Desperate migrants as pawns in a treacherous game of chess
Who would be insensitive enough to play a treacherous game of chess where migrants are used as human pawns?
The game is played that way. Belarus wants to punish the European Union (EU) for imposing sanctions on it, so it puts Poland, an EU member state, with a major migrant problem on its doorstep. Thousands of migrants, between 10,000 and 20,000, originating from the Middle East who are in Minsk, the capital of the country, are pushed towards Poland. From there, they are told, they could seek asylum in any country in Western Europe.
The cruelty of this is there for everyone. EU member states are adamantly united in their opposition to the absorption of more refugees and that if these people came to strike they would be forced to return.
“Some migrants say Belarusian forces beat them if they fail to enter Poland, sending them back to the border and denying them food or water,” Washington Post correspondent Loveday Morris wrote in a report. report filed Sunday from the town of Sokolka, the Polish border. “They also accuse the Polish guards of ill-treatment, in particular of having broken their phones before sending them back to Belarus.” Loveday tells how these migrants come and go between the two borders during the day and at night. sleep in the forest, where temperatures drop below zero
Other journalists have described equally surreal scenes. In the main line of his own report in The Guardian, Andrew Roth wrote: âGunshots echo through the forest as Belarusian soldiers fire warning shots to repel terrified asylum seekers from Iraq and Syria looking for help â. He goes on to describe the harrowing conditions in the encampments in the forests where these people – most of whom, it seems, are ethnic Kurds – cut branches for firewood to warm themselves in the freezing cold.
The rich north wants nothing to do with the refugees from the impoverished south seeking refuge in their country, and they would go to the extreme to circumvent, at this time, their obligations under international law, which obliges the countries of the the whole world to deal with asylum appeals by all those who arrive at their borders.
The law, ironically, was promoted by Europe and enacted in the aftermath of World War II, when Europeans, by the millions, themselves became refugees, then known as “internally displaced persons”. needs had to be met, in part for humanitarian reasons. reasons, but above all because resolving their problem was seen as a necessary function of European, and even world, stability.
But that was then. Today, this wealthy North has constantly looked for a way around this law.
The United States has found this path. Here is an example.

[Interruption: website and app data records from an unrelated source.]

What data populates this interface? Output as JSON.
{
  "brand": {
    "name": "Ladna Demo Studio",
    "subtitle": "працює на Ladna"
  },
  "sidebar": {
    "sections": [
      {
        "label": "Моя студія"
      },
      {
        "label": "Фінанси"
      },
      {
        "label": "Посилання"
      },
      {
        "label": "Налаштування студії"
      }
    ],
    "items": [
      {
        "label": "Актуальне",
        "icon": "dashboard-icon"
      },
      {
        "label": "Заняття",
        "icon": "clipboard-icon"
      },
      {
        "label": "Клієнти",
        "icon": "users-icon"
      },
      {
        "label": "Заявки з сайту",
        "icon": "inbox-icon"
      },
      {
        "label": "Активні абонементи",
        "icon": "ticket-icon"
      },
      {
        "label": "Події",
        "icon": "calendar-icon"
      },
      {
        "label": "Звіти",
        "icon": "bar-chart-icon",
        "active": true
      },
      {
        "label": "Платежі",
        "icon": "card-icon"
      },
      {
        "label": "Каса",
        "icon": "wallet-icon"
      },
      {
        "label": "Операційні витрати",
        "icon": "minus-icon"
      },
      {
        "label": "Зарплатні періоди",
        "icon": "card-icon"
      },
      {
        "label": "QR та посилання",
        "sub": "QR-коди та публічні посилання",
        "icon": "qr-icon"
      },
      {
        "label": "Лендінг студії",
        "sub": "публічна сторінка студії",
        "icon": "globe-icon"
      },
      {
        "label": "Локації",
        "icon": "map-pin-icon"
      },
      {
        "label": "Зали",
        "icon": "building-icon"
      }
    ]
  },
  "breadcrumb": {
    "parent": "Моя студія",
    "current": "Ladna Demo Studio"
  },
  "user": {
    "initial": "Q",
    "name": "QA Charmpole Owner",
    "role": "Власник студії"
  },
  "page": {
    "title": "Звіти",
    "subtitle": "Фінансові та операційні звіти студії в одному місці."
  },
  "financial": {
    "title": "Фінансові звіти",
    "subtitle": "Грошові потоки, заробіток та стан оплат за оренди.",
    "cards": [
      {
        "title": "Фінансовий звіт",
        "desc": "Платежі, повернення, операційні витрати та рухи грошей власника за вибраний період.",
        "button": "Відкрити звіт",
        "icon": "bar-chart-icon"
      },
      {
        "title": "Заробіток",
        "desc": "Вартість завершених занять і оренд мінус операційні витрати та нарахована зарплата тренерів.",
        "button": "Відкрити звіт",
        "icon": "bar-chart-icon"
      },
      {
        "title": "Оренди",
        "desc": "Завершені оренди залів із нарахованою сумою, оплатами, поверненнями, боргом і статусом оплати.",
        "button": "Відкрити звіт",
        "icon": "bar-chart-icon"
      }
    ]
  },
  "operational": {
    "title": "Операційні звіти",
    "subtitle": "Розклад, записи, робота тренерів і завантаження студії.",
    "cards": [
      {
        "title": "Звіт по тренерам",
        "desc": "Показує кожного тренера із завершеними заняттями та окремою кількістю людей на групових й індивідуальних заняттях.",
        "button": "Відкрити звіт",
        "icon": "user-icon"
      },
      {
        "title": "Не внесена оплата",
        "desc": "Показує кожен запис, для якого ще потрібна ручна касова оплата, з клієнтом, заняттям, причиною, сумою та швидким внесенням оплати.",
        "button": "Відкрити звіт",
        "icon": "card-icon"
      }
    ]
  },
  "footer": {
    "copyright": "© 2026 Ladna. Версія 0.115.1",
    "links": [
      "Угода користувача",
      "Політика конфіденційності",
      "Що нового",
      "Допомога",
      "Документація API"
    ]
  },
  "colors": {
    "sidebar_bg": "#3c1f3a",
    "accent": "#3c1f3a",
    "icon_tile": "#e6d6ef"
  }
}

In 1991, Washington discovered a loophole in the law. To prevent Haitian refugee boats that year from reaching Florida, for example, which would have required the United States to process all asylum seekers on board, they sent coast guard ships to them. divert elsewhere. Since then, not only have European states adopted this policy, but they have surpassed Washington in its pursuit. They have given billions of euros to the countries of the European periphery (five billion to Libya alone in 2007) to prevent refugees from approaching their borders and have even, worryingly, made travel more dangerous for them. asylum seekers by restricting the activities of aid groups and reducing search and rescue missions on the high seas, including the closure of ports to emergency rescue vessels.
Meanwhile, EU foreign ministers met in Brussels on Monday and decided to impose a new round of sanctions on Belarus for its “instrumentalization of migrants for political ends”.
The decision is, say, cold comfort to those thousands of asylum seekers huddled in the freezing cold in makeshift camps on the Belarusian-Polish border.
After the 2015 migration crisis in Europe, which generated a nativist reaction there after the admission of more than a million asylum seekers, the doors of the borders of EU countries are now hermetically closed.
These people stranded at the border between two countries whose geopolitical disputes they know little about are unlikely to have a way out, bypass or through their problem – other than repatriation. Those, many of them, who had put their homes as collateral to pay for their ill-conceived trip, will now return home to find themselves homeless.
– Fawaz Turki is a Washington-based journalist, scholar and author. He is the author of The Disinherited: Diary of a Palestinian Exile